The task ▸
Comb through the entries for "technology" and pull out each line that holds it.

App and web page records
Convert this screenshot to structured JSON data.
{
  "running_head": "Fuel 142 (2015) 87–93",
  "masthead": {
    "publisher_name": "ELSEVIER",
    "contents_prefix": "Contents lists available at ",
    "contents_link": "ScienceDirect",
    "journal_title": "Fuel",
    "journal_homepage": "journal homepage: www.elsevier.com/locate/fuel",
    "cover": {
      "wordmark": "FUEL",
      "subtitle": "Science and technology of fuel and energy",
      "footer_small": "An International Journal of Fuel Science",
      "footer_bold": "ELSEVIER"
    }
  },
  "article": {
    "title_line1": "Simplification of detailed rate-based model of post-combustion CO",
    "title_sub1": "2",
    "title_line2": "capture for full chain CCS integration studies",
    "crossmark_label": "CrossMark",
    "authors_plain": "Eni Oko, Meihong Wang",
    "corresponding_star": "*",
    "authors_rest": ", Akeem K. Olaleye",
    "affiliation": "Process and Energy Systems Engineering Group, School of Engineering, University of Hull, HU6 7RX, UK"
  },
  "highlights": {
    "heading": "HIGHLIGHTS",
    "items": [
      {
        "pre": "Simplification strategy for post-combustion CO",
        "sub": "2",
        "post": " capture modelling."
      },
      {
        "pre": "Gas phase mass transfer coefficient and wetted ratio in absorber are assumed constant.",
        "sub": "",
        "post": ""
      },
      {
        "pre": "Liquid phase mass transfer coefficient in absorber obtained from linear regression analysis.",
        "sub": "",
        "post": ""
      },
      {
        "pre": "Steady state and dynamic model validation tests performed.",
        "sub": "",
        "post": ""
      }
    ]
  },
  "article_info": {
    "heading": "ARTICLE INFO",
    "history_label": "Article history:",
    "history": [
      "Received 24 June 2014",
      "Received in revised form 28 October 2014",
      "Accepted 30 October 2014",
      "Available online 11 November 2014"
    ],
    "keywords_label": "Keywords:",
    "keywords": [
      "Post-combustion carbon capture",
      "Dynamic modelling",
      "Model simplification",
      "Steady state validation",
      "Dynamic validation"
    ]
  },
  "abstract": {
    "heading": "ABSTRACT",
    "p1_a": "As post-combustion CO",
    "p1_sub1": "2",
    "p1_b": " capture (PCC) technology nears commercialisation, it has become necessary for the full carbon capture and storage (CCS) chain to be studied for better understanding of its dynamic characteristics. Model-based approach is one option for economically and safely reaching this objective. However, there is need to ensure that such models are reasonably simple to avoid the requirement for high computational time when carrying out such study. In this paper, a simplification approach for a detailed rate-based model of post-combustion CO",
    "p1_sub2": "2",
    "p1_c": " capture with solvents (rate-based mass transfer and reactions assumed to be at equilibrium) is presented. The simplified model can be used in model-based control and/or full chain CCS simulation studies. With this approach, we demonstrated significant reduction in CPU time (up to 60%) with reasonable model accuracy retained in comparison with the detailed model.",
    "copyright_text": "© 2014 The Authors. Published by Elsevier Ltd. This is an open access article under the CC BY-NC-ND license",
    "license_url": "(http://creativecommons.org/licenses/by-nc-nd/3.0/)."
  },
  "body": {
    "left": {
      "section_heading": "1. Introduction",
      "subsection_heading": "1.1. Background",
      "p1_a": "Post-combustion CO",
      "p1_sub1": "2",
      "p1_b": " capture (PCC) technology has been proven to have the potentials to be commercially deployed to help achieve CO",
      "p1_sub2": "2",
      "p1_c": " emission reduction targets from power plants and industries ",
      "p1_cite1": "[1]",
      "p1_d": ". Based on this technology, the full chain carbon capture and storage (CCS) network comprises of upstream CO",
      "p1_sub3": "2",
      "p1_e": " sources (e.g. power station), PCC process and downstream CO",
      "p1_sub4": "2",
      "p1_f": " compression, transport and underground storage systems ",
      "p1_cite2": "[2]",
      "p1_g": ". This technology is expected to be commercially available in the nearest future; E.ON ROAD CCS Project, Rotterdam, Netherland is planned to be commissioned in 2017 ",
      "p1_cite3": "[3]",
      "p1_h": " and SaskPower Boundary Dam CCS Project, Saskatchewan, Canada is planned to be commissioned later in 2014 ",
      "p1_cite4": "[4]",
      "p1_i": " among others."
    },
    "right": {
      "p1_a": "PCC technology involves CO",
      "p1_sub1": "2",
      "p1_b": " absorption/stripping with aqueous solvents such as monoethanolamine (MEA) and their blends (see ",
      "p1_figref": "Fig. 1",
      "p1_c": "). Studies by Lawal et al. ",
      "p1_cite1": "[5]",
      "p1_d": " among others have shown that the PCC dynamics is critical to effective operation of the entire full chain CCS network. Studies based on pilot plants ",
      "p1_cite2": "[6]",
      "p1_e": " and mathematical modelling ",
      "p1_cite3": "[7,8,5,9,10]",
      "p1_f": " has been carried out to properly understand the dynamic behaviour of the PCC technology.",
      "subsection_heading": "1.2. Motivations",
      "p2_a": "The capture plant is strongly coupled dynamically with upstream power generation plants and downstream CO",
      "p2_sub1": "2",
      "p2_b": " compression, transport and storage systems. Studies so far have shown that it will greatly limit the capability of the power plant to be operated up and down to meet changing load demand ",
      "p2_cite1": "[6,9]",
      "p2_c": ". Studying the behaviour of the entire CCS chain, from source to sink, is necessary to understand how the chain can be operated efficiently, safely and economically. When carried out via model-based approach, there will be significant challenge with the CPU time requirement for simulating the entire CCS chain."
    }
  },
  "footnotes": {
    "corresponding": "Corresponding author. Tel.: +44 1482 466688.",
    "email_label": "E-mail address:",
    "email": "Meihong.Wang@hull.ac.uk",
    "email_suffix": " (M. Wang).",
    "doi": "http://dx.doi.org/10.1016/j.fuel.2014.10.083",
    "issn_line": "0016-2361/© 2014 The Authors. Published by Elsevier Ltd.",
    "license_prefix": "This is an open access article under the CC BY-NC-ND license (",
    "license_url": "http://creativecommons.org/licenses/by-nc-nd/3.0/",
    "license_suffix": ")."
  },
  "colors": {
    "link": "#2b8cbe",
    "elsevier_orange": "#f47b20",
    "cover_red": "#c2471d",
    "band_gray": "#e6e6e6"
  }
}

Solution ▸
      "subtitle": "Science and technology of fuel and energy",
    "p1_b": " capture (PCC) technology nears commercialisation, it has become necessary for the full carbon capture and storage (CCS) chain to be studied for better understanding of its dynamic characteristics. Model-based approach is one option for economically and safely reaching this objective. However, there is need to ensure that such models are reasonably simple to avoid the requirement for high computational time when carrying out such study. In this paper, a simplification approach for a detailed rate-based model of post-combustion CO",
      "p1_b": " capture (PCC) technology has been proven to have the potentials to be commercially deployed to help achieve CO",
      "p1_d": ". Based on this technology, the full chain carbon capture and storage (CCS) network comprises of upstream CO",
      "p1_g": ". This technology is expected to be commercially available in the nearest future; E.ON ROAD CCS Project, Rotterdam, Netherland is planned to be commissioned in 2017 ",
      "p1_a": "PCC technology involves CO",
      "p1_f": " has been carried out to properly understand the dynamic behaviour of the PCC technology.",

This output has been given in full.